In This Review

Ultra Goes to War
Ultra Goes to War
By Ronald Lewin
Hutchinson, 1978, 398 pp

By some inversion of Gresham's Law, it appears that first-class books on the British breaking of high-level German ciphers are now replacing the partial and popularized treatments of 2-3 years ago. Brigadier Lewin's comprehensive history of the whole Bletchley Park operation and of the impact of its ULTRA product on key decisions in World War II belongs on the shelf alongside Patrick Beesly on the naval side and R. V. Jones on the scientific (reviewed in Foreign Affairs respectively in July 1977 and October 1978). The author has drawn on the mass of messages made available in the past year in their deciphered form, on extensive and thorough interviews with both technical people and military and civilian users, and above all on his own deep background as an accomplished military historian of World War II. The result is incisive, clearly written, balanced, and critical - but at the same time understanding of the pressures under which intelligence had to be assessed and decisions taken.

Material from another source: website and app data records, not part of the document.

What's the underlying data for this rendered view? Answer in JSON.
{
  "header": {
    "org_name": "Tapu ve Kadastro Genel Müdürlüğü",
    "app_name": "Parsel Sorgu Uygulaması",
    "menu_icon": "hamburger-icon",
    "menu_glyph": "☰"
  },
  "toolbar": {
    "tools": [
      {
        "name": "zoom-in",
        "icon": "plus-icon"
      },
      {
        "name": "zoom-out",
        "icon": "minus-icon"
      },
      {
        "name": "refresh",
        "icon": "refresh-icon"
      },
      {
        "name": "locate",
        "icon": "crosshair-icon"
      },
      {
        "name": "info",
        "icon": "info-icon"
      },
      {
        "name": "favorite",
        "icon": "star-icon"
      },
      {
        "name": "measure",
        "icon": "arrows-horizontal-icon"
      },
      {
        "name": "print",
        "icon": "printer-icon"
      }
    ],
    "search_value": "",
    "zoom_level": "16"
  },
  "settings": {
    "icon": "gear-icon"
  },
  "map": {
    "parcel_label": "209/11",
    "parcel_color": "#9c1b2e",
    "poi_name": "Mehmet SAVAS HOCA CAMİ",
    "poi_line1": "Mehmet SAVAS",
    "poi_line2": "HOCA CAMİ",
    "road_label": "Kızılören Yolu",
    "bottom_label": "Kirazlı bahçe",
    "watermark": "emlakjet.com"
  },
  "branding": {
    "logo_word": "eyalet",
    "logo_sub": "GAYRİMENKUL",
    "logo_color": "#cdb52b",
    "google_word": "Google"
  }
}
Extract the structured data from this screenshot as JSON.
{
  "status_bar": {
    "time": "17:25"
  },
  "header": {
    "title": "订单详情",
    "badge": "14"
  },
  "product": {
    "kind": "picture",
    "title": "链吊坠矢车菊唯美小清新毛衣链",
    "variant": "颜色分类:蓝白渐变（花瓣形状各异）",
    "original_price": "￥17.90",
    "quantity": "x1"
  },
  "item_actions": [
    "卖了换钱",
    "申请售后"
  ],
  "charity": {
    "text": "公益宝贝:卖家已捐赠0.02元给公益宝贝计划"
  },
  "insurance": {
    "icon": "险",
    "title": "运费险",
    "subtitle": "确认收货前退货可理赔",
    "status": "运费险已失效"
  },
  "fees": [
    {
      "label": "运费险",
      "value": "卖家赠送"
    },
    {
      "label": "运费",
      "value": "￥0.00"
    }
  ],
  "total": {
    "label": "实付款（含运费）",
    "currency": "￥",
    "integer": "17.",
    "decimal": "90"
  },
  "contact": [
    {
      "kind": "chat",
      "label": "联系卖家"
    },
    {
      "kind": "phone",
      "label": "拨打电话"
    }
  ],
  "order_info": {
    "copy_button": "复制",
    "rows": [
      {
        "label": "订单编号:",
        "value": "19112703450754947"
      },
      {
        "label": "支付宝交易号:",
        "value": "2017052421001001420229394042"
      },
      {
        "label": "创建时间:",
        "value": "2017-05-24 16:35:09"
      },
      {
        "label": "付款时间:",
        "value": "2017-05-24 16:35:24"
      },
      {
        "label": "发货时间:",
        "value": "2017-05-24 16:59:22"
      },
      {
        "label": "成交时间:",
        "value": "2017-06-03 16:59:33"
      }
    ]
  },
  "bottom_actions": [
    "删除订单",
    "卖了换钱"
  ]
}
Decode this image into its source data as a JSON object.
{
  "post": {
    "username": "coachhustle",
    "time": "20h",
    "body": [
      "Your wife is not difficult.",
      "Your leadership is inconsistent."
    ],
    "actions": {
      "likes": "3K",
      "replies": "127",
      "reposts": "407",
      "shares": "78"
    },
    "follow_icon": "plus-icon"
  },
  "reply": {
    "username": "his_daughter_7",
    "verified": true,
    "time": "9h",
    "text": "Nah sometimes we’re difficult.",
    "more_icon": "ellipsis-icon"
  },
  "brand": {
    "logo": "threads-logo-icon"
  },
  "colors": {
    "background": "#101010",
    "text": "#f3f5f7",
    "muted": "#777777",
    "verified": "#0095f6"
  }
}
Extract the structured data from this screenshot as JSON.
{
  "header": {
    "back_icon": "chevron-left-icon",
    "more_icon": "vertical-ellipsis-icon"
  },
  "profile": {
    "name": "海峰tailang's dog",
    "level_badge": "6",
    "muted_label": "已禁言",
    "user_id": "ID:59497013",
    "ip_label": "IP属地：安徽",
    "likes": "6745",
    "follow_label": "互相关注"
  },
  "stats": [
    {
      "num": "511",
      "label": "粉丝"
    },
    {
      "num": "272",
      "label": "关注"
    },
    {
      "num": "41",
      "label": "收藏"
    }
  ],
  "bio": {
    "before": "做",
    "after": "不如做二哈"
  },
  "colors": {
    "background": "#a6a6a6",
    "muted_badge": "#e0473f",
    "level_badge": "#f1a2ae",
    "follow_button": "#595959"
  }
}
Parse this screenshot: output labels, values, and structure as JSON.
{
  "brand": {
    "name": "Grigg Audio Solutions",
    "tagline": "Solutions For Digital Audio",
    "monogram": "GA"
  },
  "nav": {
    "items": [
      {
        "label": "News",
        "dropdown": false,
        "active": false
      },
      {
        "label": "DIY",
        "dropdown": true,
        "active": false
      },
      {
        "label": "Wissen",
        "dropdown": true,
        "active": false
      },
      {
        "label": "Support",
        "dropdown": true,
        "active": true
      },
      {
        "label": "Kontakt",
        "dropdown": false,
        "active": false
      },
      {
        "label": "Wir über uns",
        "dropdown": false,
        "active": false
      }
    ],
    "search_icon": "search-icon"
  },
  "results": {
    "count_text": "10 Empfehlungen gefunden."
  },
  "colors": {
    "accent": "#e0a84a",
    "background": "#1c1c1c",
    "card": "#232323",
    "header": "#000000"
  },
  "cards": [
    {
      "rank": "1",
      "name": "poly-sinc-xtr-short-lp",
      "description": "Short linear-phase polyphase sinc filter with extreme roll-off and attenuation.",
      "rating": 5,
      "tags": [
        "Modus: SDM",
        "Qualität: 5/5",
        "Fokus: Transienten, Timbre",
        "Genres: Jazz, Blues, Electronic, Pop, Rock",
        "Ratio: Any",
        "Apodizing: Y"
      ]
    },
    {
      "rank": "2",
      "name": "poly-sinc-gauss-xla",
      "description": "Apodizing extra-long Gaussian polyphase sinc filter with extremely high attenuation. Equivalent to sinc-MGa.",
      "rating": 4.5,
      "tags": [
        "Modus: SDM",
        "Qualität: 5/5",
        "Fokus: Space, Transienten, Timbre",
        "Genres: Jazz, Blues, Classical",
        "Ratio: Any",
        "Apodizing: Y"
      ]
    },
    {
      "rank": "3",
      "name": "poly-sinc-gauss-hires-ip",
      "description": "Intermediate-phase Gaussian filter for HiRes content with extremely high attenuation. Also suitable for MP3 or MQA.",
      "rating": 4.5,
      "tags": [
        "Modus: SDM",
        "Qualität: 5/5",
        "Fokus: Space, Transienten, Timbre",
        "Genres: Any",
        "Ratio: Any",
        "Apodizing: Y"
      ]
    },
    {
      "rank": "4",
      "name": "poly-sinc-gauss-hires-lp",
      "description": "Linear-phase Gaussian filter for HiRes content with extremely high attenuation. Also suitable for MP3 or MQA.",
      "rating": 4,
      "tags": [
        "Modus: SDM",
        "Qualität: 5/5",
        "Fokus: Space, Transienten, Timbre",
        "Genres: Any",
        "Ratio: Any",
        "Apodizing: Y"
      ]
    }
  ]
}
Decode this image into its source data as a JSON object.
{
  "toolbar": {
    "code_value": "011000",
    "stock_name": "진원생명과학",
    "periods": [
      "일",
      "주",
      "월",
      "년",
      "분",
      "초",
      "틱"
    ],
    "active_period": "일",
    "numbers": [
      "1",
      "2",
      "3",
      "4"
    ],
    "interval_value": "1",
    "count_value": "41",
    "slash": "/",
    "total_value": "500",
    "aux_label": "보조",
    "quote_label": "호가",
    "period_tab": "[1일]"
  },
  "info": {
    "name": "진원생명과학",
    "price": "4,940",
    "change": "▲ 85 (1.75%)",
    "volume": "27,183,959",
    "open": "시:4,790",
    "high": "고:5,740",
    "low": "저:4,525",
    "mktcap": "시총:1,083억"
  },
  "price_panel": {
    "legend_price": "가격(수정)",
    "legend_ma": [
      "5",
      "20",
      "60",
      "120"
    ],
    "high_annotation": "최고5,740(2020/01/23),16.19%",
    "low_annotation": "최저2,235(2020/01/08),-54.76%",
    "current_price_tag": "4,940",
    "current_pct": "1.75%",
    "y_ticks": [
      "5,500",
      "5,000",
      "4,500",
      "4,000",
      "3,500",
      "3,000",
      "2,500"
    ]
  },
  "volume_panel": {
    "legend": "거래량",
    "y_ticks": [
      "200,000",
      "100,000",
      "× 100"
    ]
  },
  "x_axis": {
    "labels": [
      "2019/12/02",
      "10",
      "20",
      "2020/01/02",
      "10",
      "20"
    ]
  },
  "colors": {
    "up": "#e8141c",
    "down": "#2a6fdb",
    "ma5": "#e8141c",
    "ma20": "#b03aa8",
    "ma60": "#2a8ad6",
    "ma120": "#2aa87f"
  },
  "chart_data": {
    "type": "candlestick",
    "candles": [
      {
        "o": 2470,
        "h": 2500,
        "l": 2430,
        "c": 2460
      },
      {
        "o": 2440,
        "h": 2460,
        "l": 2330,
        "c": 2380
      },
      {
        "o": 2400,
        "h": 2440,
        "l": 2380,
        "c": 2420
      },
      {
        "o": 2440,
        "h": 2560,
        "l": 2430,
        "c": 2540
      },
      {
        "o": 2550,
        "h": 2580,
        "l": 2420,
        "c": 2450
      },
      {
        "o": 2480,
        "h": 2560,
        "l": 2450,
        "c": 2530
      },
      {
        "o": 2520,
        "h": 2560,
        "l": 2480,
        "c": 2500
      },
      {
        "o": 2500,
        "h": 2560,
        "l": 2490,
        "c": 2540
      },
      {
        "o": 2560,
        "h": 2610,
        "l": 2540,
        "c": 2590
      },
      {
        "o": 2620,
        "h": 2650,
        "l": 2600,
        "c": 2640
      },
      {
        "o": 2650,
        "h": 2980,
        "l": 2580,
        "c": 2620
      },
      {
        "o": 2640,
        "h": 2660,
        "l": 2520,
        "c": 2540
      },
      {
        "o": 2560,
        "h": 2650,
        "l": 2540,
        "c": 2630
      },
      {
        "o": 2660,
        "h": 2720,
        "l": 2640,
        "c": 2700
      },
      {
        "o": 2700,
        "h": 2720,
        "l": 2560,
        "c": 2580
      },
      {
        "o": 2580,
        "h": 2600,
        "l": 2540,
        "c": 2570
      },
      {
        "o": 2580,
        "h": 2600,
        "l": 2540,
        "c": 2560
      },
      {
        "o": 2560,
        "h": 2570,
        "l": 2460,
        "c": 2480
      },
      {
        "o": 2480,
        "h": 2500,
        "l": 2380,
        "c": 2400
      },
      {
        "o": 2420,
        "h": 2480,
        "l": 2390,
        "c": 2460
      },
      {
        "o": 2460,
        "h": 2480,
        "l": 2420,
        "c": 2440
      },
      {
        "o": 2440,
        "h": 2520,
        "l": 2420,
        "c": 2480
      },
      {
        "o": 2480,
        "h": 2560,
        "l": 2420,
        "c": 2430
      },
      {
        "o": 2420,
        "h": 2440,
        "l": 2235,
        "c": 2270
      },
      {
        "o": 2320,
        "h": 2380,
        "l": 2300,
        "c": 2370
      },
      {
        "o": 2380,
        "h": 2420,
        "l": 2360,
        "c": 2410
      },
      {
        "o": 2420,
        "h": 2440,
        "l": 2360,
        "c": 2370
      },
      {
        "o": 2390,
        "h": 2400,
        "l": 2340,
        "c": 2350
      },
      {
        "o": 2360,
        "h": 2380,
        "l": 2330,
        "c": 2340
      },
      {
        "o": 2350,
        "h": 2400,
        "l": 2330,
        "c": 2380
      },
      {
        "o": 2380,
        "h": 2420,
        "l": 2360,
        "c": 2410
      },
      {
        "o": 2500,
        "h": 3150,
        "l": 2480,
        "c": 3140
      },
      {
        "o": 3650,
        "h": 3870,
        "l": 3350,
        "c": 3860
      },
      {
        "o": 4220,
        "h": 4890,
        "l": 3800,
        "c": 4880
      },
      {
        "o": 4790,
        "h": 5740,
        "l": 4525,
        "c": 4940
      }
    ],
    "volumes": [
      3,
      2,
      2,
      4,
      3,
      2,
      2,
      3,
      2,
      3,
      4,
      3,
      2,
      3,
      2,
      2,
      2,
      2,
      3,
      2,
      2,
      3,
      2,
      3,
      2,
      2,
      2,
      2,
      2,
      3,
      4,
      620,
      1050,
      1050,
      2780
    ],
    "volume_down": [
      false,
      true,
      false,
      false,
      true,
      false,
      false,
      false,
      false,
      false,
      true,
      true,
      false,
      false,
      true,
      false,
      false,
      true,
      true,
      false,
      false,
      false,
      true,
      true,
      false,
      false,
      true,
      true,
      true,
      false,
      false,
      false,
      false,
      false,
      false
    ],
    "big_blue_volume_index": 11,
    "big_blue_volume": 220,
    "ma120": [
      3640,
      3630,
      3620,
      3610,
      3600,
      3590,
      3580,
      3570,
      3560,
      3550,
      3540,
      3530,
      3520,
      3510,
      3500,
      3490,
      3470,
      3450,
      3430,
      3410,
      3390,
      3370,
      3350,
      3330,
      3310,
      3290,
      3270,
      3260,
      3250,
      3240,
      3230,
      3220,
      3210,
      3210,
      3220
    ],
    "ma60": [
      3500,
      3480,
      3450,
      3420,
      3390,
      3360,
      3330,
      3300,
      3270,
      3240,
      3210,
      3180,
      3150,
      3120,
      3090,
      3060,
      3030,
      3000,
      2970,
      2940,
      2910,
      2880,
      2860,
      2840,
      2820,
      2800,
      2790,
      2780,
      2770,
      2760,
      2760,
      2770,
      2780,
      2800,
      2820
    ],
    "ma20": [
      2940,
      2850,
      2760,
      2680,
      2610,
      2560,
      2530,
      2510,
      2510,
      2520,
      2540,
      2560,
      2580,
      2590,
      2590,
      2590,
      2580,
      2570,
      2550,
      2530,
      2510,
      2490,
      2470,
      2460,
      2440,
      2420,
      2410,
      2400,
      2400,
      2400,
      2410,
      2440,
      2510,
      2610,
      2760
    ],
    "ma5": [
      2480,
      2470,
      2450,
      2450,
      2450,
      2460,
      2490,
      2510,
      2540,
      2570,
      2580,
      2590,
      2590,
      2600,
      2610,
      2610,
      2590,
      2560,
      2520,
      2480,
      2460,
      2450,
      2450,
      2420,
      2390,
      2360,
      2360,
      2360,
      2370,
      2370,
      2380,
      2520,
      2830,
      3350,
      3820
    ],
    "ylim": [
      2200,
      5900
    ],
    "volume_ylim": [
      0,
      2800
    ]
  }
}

An enduring source for what was probably the most important sustained intelligence success in the history of human conflict.